I just remembered I have about a dozen photoresistors & a little 555 synth using a photoresistor, I got from ebay a couple years ago.

The thing from ebay was put together with hot-glue, and was basically exactly like this:

Should probably have enough to be able to put an order into Paia soon. :)

i built a PAIA kit, the quadrafuzz unit: http://www.paia.com/proddetail.asp?prod=6720KP&cat=14

the good:

  • extremely good customer support - when i completed the kit and it didn’t work they gave me detailed responses via email within 24 hours helping me to locate the problem. there was also one typo on the instructions but they were able to confirm what it should have said in similarly quick time.
  • apart from the typo, instructions were reasonably clear to follow (although they don’t teach you as much about how it actually works as they perhaps could).
  • seriously fun to build and good learning experience.
  • unique distortion unit for my collection (albeit one which hasn’t really come out my draw as much as i thought it might).

the bad:

  • import taxes i didn’t expect and other extra costs like sorting out a power supply and it ends up being much more expensive than i thought.
  • bought one of these http://www.maplin.co.uk/images/full/n34andraw.jpg then had to return it as the pre-drilled PAIA front panel is designed so that the components are placed too wide and you can’t fit it into a 1U rack box. end result is naked/unprotected and will probably get broken sooner or later.
  • couldn’t get the footswitch to work properly (my bad though as i must have made an error somewhere and just haven’t found the time to fix it).

so overall, i’d say the PAIA kits are worth doing, especially to build skill if you are a novice or want to build confidence with bigger projects. however i wouldn’t really suggest to do them because you want the finished thing and it seems like a cheaper way to get it… in the end its not that cheap and it can go wrong… so you should mainly do it for the fun of building it imo. in the end i would love to do another PAIA kit like the one you’re looking at… so i’d say go for it!

I generally get a great feeling of accomplishment when I build things.
Along the way, I want to see if I can find a way to attach an arduino parallel with it.
As this kit seems it could be a more than applicable way of doing this.
Hoping to get a working knowledge of adding OSC to analog hardware, but mainly how synthes work.
I get a lot of ideas, and this one seems very much do-able.
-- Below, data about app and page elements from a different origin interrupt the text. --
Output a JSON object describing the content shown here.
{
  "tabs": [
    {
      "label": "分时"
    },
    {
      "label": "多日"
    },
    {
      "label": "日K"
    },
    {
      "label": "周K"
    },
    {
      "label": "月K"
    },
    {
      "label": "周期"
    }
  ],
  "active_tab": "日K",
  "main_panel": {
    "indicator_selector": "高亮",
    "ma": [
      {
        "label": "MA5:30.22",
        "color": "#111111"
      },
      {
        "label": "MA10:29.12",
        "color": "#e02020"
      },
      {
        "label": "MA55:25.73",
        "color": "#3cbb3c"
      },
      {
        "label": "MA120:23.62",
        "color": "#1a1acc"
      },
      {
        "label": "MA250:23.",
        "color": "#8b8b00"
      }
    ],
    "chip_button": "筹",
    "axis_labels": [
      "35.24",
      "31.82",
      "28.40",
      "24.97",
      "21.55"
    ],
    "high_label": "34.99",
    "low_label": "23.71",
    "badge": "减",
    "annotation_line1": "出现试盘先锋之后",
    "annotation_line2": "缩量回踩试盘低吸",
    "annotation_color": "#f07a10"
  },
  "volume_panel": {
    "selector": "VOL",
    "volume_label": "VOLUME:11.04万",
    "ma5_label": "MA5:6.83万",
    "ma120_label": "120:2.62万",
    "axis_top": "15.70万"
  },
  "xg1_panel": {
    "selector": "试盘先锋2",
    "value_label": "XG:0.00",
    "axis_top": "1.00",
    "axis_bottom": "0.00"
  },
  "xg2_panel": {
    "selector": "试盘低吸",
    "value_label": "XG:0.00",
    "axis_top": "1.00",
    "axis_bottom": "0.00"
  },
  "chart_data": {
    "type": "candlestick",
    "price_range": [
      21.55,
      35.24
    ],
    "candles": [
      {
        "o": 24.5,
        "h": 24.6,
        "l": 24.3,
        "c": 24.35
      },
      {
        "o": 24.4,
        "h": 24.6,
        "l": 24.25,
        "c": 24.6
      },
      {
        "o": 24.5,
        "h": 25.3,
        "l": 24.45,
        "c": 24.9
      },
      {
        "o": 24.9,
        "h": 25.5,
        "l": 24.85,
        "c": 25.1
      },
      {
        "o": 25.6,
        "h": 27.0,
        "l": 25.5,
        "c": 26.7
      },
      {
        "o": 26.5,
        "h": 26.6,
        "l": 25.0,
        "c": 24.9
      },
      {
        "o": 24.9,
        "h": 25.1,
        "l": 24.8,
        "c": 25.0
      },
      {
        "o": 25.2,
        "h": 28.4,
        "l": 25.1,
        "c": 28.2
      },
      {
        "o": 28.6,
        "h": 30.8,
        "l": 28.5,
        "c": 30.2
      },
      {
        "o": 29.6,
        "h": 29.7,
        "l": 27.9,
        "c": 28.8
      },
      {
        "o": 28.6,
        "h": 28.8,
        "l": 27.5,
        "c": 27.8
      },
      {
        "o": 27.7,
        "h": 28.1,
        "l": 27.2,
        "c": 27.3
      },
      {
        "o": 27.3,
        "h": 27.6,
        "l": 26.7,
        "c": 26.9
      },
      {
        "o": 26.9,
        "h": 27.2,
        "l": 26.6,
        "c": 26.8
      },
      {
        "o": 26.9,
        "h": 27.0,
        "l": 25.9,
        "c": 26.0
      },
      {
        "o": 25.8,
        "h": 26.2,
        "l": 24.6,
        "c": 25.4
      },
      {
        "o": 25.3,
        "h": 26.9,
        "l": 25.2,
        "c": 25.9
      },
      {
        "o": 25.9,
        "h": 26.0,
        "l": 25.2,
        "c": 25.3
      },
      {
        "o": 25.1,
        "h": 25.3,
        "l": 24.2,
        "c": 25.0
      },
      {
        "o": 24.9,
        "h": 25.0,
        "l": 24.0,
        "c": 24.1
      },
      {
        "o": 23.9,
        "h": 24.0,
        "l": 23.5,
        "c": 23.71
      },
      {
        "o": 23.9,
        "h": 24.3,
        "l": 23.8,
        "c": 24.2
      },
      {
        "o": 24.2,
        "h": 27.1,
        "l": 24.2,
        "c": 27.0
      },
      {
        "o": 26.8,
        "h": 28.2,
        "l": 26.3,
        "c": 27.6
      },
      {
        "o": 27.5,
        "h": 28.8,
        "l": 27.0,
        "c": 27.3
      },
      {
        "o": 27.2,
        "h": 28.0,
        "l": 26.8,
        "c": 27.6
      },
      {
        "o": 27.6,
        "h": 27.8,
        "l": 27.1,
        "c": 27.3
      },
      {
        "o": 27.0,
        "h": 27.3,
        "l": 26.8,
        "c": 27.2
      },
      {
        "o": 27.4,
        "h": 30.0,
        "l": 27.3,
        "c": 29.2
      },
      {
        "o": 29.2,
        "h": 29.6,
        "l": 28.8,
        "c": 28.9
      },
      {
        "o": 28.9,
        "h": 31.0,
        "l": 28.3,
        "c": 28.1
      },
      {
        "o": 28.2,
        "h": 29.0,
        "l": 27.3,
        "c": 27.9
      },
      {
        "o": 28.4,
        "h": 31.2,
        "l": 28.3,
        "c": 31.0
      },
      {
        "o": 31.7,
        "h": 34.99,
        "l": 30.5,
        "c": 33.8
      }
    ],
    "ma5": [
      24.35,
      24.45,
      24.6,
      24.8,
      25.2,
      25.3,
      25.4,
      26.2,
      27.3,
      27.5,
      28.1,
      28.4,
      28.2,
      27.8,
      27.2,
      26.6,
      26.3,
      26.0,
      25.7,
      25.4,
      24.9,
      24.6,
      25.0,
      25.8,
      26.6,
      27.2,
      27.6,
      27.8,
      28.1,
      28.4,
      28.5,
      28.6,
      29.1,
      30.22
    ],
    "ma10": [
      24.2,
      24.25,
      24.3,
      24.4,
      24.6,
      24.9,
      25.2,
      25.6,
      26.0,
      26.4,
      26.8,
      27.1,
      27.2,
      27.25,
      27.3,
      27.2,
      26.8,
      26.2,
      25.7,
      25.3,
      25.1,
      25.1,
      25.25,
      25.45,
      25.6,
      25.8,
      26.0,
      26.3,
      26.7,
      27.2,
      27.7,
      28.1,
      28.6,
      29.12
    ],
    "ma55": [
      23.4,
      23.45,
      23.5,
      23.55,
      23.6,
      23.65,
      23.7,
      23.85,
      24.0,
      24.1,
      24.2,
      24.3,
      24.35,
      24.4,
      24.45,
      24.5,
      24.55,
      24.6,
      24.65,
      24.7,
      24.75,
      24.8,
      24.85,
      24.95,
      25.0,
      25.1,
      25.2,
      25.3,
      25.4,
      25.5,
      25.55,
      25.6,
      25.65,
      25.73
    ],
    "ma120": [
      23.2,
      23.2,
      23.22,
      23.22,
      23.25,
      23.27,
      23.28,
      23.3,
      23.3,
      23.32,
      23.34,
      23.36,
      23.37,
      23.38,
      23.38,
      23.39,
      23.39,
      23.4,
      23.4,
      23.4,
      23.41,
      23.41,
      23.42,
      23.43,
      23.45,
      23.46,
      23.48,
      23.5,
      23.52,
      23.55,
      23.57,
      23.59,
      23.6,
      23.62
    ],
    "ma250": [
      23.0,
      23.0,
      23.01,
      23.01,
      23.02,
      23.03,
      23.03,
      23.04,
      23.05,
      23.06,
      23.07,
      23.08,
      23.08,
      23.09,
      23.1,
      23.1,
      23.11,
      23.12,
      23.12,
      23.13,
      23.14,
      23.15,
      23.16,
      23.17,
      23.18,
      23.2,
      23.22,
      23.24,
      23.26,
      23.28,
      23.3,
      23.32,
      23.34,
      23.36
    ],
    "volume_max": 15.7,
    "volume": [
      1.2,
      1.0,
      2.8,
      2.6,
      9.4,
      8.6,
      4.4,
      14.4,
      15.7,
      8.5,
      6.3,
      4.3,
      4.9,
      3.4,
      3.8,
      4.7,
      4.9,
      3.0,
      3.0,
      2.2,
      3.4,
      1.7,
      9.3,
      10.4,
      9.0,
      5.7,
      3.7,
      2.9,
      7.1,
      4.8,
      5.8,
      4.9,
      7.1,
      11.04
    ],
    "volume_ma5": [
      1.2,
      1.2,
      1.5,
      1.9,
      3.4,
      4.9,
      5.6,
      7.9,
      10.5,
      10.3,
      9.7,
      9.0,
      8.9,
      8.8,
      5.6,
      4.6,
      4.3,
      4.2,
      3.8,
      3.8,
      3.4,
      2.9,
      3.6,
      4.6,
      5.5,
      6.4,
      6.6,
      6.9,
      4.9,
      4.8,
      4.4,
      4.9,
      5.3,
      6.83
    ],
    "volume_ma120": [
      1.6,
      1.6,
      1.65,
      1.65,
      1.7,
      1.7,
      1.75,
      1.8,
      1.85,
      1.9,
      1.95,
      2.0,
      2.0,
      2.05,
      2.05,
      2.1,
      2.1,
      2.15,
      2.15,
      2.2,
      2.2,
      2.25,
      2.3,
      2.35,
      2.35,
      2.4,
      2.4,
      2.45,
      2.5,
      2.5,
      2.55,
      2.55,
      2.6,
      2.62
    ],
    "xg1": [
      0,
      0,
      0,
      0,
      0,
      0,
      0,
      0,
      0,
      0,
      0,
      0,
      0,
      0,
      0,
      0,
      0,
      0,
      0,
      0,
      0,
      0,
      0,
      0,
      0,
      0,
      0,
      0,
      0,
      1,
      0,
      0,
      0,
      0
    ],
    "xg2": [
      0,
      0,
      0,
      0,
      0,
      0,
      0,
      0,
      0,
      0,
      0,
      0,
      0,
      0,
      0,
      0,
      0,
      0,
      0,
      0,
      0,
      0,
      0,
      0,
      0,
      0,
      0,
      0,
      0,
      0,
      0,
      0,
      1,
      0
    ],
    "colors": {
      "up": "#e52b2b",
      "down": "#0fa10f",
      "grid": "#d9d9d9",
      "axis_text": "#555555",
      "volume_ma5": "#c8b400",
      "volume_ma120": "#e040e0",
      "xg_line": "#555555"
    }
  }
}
If I should learn something out of this, I might be able to do a few other things I’ve thought a lot about.

Doepfer is coming with their own DIY synth, ‘looks’ pretty good but you have to buy all the knobs and switches yourself which has its pro’s and con’s ofcourse.

Demonstration vid from Namm 2010

That is a great price. I love the sound of that VCF!